## Exercise
Run through the records and, wherever a line holds the word "SmartPreset", return that line.
(Information provided Opens)
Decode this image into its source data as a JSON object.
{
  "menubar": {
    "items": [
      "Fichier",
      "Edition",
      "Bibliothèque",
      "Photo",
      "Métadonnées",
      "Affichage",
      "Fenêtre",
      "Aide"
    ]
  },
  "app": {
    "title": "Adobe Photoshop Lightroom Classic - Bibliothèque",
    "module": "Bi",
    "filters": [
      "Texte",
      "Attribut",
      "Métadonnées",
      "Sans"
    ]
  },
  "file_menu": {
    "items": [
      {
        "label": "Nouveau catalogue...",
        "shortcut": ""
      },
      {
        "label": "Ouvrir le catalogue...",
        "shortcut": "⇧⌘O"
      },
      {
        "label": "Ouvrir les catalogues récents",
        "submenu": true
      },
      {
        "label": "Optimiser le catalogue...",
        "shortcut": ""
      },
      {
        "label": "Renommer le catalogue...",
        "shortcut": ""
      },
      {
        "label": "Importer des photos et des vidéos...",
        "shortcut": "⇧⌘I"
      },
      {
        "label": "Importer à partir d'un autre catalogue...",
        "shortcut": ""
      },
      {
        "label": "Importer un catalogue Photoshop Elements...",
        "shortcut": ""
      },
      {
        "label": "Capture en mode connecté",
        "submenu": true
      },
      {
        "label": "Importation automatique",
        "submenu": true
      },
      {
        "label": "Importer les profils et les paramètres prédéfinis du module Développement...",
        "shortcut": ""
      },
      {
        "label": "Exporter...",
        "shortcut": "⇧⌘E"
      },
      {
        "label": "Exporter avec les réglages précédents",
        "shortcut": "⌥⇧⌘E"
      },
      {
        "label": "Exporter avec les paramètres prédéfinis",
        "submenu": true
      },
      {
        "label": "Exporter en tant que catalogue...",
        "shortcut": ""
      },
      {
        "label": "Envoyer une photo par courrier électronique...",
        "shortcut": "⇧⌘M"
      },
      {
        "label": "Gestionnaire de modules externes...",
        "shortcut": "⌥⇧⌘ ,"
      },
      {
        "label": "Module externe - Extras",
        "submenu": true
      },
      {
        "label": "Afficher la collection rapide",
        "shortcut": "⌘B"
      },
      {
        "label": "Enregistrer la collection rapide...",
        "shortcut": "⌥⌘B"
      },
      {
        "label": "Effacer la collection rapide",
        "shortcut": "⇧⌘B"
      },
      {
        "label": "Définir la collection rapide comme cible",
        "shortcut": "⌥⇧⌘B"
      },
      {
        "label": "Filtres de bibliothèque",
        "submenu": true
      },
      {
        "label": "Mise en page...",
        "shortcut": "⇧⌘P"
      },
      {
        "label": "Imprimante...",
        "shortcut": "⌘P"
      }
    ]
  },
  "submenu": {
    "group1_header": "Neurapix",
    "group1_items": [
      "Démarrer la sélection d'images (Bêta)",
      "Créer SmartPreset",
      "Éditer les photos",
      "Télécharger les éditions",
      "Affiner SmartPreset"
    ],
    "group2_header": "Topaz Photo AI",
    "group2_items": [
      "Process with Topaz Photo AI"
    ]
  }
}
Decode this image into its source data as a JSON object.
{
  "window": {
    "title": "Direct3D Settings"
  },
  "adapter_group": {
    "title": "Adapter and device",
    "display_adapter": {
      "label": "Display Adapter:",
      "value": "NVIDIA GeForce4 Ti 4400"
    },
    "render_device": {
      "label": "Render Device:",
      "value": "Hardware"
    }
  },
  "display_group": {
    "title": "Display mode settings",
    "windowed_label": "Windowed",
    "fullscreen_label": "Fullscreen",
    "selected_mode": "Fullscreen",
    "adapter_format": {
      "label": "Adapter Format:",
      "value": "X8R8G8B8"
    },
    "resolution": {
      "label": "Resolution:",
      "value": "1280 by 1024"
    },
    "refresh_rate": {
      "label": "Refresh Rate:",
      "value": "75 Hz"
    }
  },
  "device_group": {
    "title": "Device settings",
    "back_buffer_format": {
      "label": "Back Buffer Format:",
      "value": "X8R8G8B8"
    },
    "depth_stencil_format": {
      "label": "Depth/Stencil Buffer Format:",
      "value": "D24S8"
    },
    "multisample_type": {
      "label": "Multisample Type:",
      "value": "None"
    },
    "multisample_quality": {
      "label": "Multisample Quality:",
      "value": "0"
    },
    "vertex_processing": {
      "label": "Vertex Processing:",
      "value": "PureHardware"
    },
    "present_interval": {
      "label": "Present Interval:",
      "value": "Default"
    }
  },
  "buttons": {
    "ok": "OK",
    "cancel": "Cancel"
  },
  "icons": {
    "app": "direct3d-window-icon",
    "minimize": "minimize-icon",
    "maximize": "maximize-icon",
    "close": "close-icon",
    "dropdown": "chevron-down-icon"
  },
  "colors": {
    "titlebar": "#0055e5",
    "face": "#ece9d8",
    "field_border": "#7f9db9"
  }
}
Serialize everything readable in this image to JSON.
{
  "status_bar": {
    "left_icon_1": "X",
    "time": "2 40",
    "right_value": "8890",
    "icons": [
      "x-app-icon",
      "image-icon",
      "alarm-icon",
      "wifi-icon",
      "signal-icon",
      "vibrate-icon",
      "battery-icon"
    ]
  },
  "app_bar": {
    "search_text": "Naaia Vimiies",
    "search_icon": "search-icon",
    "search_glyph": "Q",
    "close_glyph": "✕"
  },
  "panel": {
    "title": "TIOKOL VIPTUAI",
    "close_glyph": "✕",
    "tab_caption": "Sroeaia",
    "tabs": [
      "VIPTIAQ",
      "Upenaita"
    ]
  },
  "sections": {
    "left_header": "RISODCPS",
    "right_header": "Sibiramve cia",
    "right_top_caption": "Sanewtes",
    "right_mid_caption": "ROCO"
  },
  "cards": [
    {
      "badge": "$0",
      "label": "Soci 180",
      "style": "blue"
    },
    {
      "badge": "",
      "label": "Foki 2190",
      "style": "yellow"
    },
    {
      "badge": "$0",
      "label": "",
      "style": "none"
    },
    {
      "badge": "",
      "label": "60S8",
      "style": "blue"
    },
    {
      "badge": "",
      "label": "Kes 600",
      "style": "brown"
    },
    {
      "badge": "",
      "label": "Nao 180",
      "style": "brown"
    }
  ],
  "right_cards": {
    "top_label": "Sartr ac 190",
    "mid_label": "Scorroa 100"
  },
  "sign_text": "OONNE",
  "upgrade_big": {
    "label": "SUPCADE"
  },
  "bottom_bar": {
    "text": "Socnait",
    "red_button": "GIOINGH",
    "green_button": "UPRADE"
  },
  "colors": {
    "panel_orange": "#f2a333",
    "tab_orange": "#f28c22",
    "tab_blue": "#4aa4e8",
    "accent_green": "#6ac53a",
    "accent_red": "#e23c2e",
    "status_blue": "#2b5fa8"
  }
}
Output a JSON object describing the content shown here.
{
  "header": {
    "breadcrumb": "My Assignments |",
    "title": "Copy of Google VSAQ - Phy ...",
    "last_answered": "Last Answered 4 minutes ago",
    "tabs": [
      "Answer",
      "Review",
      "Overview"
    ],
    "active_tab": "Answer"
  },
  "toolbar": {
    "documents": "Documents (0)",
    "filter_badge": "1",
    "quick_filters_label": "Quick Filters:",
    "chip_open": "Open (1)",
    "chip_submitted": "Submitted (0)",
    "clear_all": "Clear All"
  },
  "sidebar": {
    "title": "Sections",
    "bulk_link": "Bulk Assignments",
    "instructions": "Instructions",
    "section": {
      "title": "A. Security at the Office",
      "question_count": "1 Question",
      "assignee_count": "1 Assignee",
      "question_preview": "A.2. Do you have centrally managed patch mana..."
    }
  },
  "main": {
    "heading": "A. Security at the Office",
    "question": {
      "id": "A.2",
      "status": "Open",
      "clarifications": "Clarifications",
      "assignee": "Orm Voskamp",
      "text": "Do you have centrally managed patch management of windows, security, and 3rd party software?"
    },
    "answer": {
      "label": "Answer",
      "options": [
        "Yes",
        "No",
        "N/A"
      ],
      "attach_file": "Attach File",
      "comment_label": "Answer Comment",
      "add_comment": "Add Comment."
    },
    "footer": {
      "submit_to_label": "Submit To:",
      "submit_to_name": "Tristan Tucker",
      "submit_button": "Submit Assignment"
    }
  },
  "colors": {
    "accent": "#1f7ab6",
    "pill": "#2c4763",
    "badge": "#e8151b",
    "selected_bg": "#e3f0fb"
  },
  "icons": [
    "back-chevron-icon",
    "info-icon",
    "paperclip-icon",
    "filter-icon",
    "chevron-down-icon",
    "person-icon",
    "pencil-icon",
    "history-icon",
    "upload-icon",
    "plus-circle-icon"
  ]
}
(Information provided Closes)
## Output
      "Créer SmartPreset",
      "Affiner SmartPreset"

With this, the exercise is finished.